Moving is like cleaning. Except ten times worse. Recently I had to go through all my junk and figure out what I wanted to take with me, as a transfer student with a small apartment, to College By the Sea. Parts of it are fun, though. It’s like time traveling through your own past. This was when you collected china cows. This was when you considered becoming a freelance journalist. This is when you were depressed for a year and wrote all those awful poems.
I had an entire bin filled with writerly stuff, most of it scribbled on torn scraps of paper, or stuck in color-coded folders. (The more I liked the color of a folder, the better the material I put in there.) Most of it I threw away—half the point of moving—but some of it impressed me. Like this:
“It was spring, and if she stood still out on the lawn, she could hear it popping softly.”

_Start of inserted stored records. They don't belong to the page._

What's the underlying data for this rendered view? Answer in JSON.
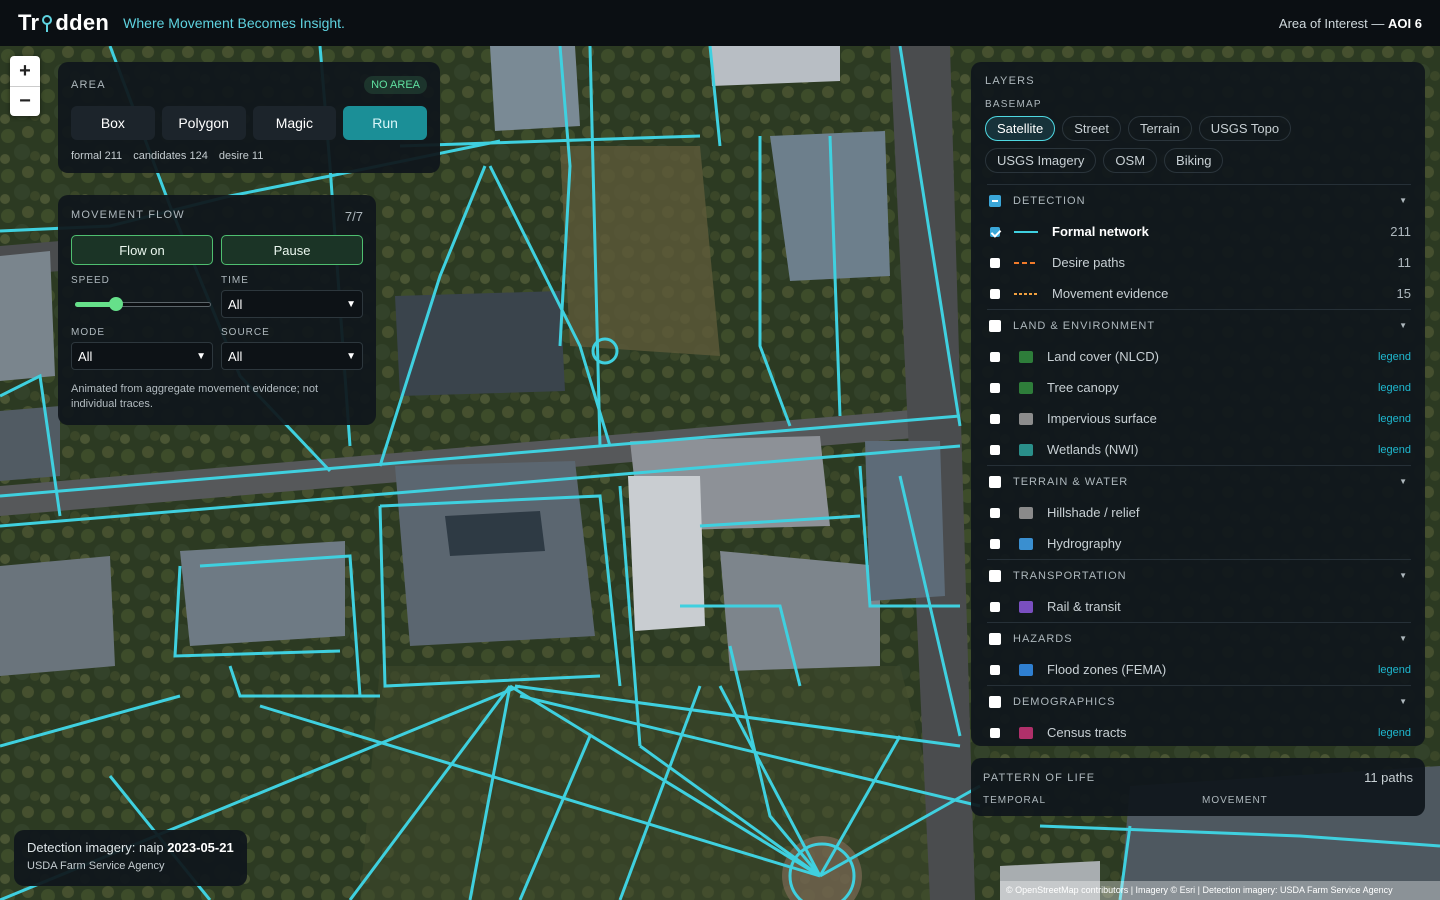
{
  "header": {
    "logo_left": "Tr",
    "logo_right": "dden",
    "tagline": "Where Movement Becomes Insight.",
    "aoi_prefix": "Area of Interest —",
    "aoi_value": "AOI 6"
  },
  "zoom": {
    "in": "+",
    "out": "−"
  },
  "area": {
    "title": "AREA",
    "badge": "NO AREA",
    "buttons": [
      "Box",
      "Polygon",
      "Magic",
      "Run"
    ],
    "stats": {
      "formal": "formal 211",
      "candidates": "candidates 124",
      "desire": "desire 11"
    }
  },
  "flow": {
    "title": "MOVEMENT FLOW",
    "count": "7/7",
    "flow_btn": "Flow on",
    "pause_btn": "Pause",
    "speed_label": "SPEED",
    "speed_value": 0.3,
    "time_label": "TIME",
    "time_value": "All",
    "mode_label": "MODE",
    "mode_value": "All",
    "source_label": "SOURCE",
    "source_value": "All",
    "note": "Animated from aggregate movement evidence; not individual traces."
  },
  "layers": {
    "title": "LAYERS",
    "basemap_label": "BASEMAP",
    "basemaps": [
      "Satellite",
      "Street",
      "Terrain",
      "USGS Topo",
      "USGS Imagery",
      "OSM",
      "Biking"
    ],
    "groups": {
      "detection": {
        "name": "DETECTION",
        "items": [
          {
            "name": "Formal network",
            "count": "211",
            "color": "#3fd0df"
          },
          {
            "name": "Desire paths",
            "count": "11",
            "color": "#f07a2a"
          },
          {
            "name": "Movement evidence",
            "count": "15",
            "color": "#f0a040"
          }
        ]
      },
      "land": {
        "name": "LAND & ENVIRONMENT",
        "items": [
          {
            "name": "Land cover (NLCD)",
            "legend": "legend",
            "color": "#2e7d3a"
          },
          {
            "name": "Tree canopy",
            "legend": "legend",
            "color": "#2e7d3a"
          },
          {
            "name": "Impervious surface",
            "legend": "legend",
            "color": "#8c8c8c"
          },
          {
            "name": "Wetlands (NWI)",
            "legend": "legend",
            "color": "#2a8f8a"
          }
        ]
      },
      "terrain": {
        "name": "TERRAIN & WATER",
        "items": [
          {
            "name": "Hillshade / relief",
            "color": "#8a8a8a"
          },
          {
            "name": "Hydrography",
            "color": "#3a8fd0"
          }
        ]
      },
      "transport": {
        "name": "TRANSPORTATION",
        "items": [
          {
            "name": "Rail & transit",
            "color": "#7a4fc0"
          }
        ]
      },
      "hazards": {
        "name": "HAZARDS",
        "items": [
          {
            "name": "Flood zones (FEMA)",
            "legend": "legend",
            "color": "#2f7fd0"
          }
        ]
      },
      "demographics": {
        "name": "DEMOGRAPHICS",
        "items": [
          {
            "name": "Census tracts",
            "legend": "legend",
            "color": "#b0306a"
          }
        ]
      }
    }
  },
  "pattern": {
    "title": "PATTERN OF LIFE",
    "count": "11 paths",
    "temporal": "TEMPORAL",
    "movement": "MOVEMENT"
  },
  "imagery": {
    "prefix": "Detection imagery: naip",
    "date": "2023-05-21",
    "agency": "USDA Farm Service Agency"
  },
  "attribution": "© OpenStreetMap contributors | Imagery © Esri | Detection imagery: USDA Farm Service Agency",
  "colors": {
    "accent": "#3fd0df",
    "network_line": "#3fd0df",
    "run_button": "#1b8f97",
    "flow_button_border": "#4fbf70"
  }
}
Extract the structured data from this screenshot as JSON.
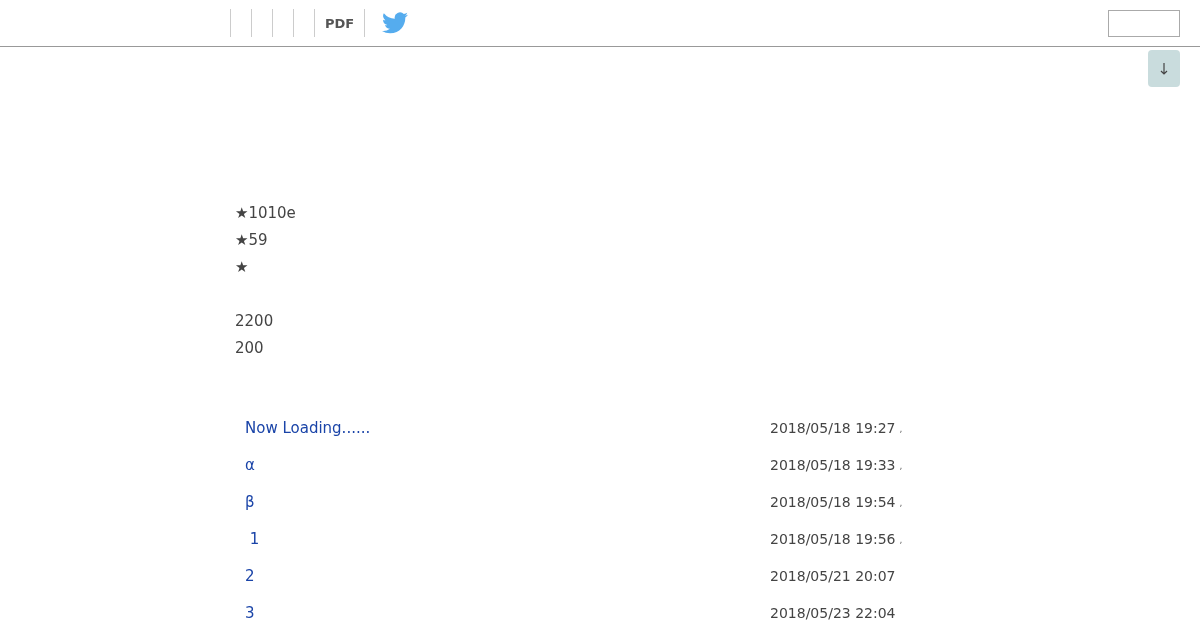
{
  "toolbar": {
    "pdf_label": "PDF"
  },
  "info_groups": [
    [
      "★1010e",
      "★59",
      "★"
    ],
    [
      "2200",
      "200"
    ]
  ],
  "entries": [
    {
      "title": "Now Loading......",
      "date": "2018/05/18 19:27",
      "mark": ","
    },
    {
      "title": "α",
      "date": "2018/05/18 19:33",
      "mark": ","
    },
    {
      "title": "β",
      "date": "2018/05/18 19:54",
      "mark": ","
    },
    {
      "title": " 1",
      "date": "2018/05/18 19:56",
      "mark": ","
    },
    {
      "title": "2",
      "date": "2018/05/21 20:07"
    },
    {
      "title": "3",
      "date": "2018/05/23 22:04"
    }
  ]
}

I wrote that on a scrap of paper. Do lawns pop? Re-reading the note while packing, I couldn’t remember. It struck me as fascinating that past-me had been so observant as to capture something that future-me couldn’t remember, even when reminded.
After thinking about it, I did end up remembering what the note was about. One day I had gone outside to intentionally document the season I was in—spring—so I could write about it when it was, say, winter, and still get the details right. The lawn was wet and mushy. As it thawed, little air bubbles worked their way to the surface. If you stood quietly, you could hear them popping.
Wow, right? Those are the kind of details everyone says we need to put in your writing. You know, engaged the five senses, use setting as a character, keep it fresh.
I am pretty proud of past-me for noticing the lawn-bubble thing. I am a little shamed with future, current-me, because when I am wracking my brain for descriptive material, I tend to think of either A) Stuff I have seen in movies, B) Stuff I’ve read in other books, or C) Stuff I’ve already written. And then I try to make that fresh.
I do remember as a newish writer being very diligent about carrying a notebook with me, jotting down useless stuff I saw. But nowadays I rarely go out intending to research. If I’m writing a scene in a grocery store, I will write about it from memory. From whatever material I have in my creative well. You know what I mean? I’m not hopping in my car for the nearest grocery store unless it’s crucial that I know the exact way a checkout aisle works, or something. I’m guessing this is pretty much how we all handle it.
And I’ll be honest: I don’t advocate elitist kind of research. It’s great as an exercise, but it’s not something (most) people (ahem) can sustain long-term.
Bottom line: if we’re not intentionally going off to observe, then we need to be intentional about observing. Right? I mean, writers are different in that everything we do is research. If we want to make our writing convincing, those little details matter. But two people can go on the same walk, be in the same room, have the same experience, and not notice the same things. We need to make a point of noticing.
I say this partly to myself, out of conviction. I realized that I’m not as intentionally observant as I used to be, and that also, I often rely too heavily on movies and TV because I liked the way they interpreted things.
But secondly, I say this because it’s an easy thing to forget. That intentionality. Being a writer is great, and it comes with a lot of gorgeous communities—the blogosphere, the writing forums, retreats, conferences, tours, the coffeehouse and Panera breads, the writing groups and critique groups and programs—all these people. And we all share our inspiration, sparking someone else, who inspires someone after them. Ideas can get kind of over-processed as a result. The element of real goes missing.
So, sometimes it’s important to remember that our job isn’t just making stuff up, but capturing what’s real, and putting it in a way readers might never have themselves, but that rings true anyway.
Being “intentional” is such an individual thing, that I’m curious: how do you guys go about being intentional about observing? Do you carry notebooks? Or are you not that intentional, just generally try to be observant as you can? What do you think about the whole thing?
(And I’m really curious: has anyone else ever heard their lawns pop? Ever?)
Truly and always,